Poco X3 Pro has been launched with a Snapdragon 860 SoC.
The phone starts at a price of Rs 18,999.
The Poco X3 Pro has scored 540329 points on AnTuTu.
Poco's been really busy in the smartphone market this year. The phone maker has launched a number of new phones, with the latest on the list the Poco X3 Pro. This is a more powerful variant of the Poco X3 which was launched earlier last year. While very much like the Poco X3, the all-new Poco X3 Pro is a strange beast. Launched at a starting price of Rs 18,999 it comes fighting against popular offering from both Realme and Xiaomi. To be specific, we're talking about the Realme 8 Pro and Redmi Note 10 Pro Max. Both of these are phones that are in the same price bracket as the new Poco phone. This price point also puts it within touching distance of the powerful Mi 10i at the higher and Narzo 30 Pro at the lower end of the price spectrum.

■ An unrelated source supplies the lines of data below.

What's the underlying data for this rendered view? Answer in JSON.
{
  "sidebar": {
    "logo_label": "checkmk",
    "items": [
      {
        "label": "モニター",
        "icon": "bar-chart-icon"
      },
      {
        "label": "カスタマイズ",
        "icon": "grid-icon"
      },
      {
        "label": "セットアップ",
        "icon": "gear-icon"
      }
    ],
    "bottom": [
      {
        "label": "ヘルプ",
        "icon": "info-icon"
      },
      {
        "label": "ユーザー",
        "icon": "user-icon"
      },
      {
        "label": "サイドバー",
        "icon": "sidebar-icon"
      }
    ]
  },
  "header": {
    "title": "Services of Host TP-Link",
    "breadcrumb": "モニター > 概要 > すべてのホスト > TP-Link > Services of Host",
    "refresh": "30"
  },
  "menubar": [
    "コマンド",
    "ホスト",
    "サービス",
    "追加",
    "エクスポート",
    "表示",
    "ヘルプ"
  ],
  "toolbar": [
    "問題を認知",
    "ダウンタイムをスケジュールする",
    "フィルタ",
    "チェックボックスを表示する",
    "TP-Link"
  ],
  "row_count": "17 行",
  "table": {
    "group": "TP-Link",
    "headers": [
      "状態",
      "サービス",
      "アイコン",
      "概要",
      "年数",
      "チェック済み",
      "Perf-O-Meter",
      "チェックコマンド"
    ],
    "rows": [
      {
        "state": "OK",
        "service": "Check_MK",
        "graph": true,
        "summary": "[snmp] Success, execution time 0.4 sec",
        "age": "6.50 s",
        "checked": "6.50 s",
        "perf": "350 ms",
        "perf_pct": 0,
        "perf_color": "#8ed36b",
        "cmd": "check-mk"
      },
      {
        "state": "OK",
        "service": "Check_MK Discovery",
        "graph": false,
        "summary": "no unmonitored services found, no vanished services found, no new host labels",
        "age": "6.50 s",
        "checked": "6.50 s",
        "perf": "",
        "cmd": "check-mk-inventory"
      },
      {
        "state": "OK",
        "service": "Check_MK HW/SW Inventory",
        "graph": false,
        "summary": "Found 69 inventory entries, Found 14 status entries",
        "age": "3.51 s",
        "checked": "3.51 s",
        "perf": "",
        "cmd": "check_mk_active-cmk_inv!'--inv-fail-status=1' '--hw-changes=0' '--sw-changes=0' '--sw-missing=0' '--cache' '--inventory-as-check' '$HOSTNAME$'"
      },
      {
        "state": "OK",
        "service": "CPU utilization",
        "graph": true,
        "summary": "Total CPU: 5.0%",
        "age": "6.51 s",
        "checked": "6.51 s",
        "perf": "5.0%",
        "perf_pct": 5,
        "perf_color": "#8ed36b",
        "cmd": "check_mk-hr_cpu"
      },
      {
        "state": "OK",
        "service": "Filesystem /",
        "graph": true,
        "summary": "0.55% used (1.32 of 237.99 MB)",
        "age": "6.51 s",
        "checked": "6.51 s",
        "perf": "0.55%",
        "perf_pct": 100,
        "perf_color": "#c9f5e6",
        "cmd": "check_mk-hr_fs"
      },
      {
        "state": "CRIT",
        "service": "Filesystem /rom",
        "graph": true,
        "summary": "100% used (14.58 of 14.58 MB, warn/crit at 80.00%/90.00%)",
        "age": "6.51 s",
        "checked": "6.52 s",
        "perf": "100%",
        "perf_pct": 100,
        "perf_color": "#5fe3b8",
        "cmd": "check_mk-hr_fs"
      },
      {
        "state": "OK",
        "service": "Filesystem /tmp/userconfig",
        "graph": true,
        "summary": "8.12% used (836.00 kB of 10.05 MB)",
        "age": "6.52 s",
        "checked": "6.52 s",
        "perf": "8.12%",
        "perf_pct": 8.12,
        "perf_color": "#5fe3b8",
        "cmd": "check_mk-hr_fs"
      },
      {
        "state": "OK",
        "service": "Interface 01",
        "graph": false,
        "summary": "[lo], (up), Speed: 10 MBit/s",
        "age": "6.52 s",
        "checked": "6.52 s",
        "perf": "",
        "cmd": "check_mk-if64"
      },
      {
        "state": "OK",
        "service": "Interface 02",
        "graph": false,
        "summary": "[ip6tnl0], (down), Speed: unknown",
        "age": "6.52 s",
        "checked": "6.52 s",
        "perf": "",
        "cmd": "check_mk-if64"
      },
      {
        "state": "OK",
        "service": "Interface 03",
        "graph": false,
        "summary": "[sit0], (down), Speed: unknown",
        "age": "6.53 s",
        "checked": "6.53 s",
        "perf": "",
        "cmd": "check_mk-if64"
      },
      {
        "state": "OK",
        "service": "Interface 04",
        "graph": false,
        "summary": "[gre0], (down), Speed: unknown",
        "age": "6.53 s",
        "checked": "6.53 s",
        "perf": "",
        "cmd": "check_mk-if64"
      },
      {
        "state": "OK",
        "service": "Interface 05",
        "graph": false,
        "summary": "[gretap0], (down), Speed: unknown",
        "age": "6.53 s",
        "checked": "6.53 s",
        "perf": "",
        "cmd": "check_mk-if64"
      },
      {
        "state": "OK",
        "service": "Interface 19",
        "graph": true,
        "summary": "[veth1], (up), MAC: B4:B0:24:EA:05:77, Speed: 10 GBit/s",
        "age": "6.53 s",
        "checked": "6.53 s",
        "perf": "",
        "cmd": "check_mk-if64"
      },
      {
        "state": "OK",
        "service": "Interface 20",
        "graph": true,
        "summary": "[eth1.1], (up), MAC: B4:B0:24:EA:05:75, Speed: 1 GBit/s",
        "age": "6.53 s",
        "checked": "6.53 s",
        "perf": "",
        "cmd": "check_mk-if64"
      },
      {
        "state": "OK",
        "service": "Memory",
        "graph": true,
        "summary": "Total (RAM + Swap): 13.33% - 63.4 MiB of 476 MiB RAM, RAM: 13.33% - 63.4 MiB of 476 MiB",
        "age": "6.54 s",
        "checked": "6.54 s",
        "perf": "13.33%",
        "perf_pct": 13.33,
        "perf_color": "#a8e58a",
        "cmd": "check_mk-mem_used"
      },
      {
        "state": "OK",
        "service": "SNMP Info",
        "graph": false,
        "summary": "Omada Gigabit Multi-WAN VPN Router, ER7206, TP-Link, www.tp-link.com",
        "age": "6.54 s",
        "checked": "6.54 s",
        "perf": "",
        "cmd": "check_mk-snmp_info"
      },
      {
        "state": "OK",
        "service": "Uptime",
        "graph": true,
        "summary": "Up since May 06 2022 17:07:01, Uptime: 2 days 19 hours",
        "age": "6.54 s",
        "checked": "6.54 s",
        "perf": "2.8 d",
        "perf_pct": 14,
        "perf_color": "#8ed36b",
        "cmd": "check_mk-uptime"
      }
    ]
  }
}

Yet, despite this strong competition, the Poco X3 Pro attempts to stand out on its own because of its claims of being a beast at gaming. At the core of such attempts is the Poco X3 Pro's chipset, the Qualcomm Snapdragon 860 SoC. A tweaked version of the Snapdragon 855+, this SoC features an octa-core processor with Qualcomm’s Kryo 485 CPU cores clocking up to 2.96 GHz — which interestingly is the same clock speeds as the Snapdragon 855+. The GPU again is the same as the 855+ — the Adreno 640 GPU.
For the Poco X3 Pro, the company has decided to pair this hardware with a minimum of 6GB RAM on the entry variant and 8GB RAM on the top-end variant. The results of this, you ask? Mostly good.
As we found out during our review of the device, the Poco X3 Pro handles pretty much all thrown in its way. From apps of daily use and even benchmarks, the Poco X3 Pro does not disappoint. In day-to-day use, this 120Hz refresh rate supporting phone feels snappy, and browsing the internet, switching between tabs or even heavy apps is a breeze. However, gaming results were a little surprising. While titles like Call of Duty Mobile, Shadowgun Legends and Asphalt 9 Legends were handled well by the Poco X3 Pro, our trusted Gamebench service exposed the occasional dips in performance and as a result, the phone received mixed results in the test.
With the Gamebench service on, the Poco X3 Pro managed a median FPS of 55 at stability of 87 per cent for Asphalt 9. Call of Duty Mobile threw up worse results as the median FPS remained high at 59 but the stability dropped to 65 per cent. For Shadowgun Legends, the results again were a mixed bag as the Poco X3 Pro clocked a high median FPS of 57 but only managed a stability of 77 per cent.
Gamebench – Asphalt 9 Legends
However, these numbers look like a mixed bag when compared to the Gamebench results of devices such as the Realme 8 Pro and the Redmi Note 10 Pro Max. This is because both the competing devices managed similar median FPS while playing Call of Duty as the Poco X3 Pro, but did so at much higher stability. While running Asphalt 9 Legends, the stability was again much higher than that of the Poco X3 Pro, but the median FPS on both devices was locked at 30 FPS.
But these Gamebench numbers alone do not adequately describe the raw power that the Poco X3 Pro brings to the sub Rs 20,000 segment of the smartphone market. For that, you have to visit synthetic benchmarks such as AnTuTu, Geekbench and 3D Mark Wild Life. In all three, the Poco X3 Pro managed to hit really high numbers, with its AnTuTu score of 540329 proving to be around 2x the respective scores of the Redmi Note 10 Pro Max and the Realme 8 Pro. It was a similar case for Geekbench where the Poco X3 Pro hit a high single-core score of 759 and a multi-core score of 2651. In 3DMark Wild Life, the Poco phone managed to hit a score of 3471 points. In comparison, the Redmi and Realme phones only managed to reach scores of 1109 and 1047 points, respectively.
To conclude, do we recommend the Poco X3 Pro? Well, the short answer would be yes if you're a gamer. For Rs 18,999, this new Poco device brings a lot of raw power, which is good enough for handling all the demanding games you throw at it. Yes, we did notice some stability issues, but we expect those to be ironed out very soon with future upgrades. After that, what'll remain is a very fast phone, with not just enough power to handle current generation games, but also enough headroom to tackle more demanding titles a few years down the line.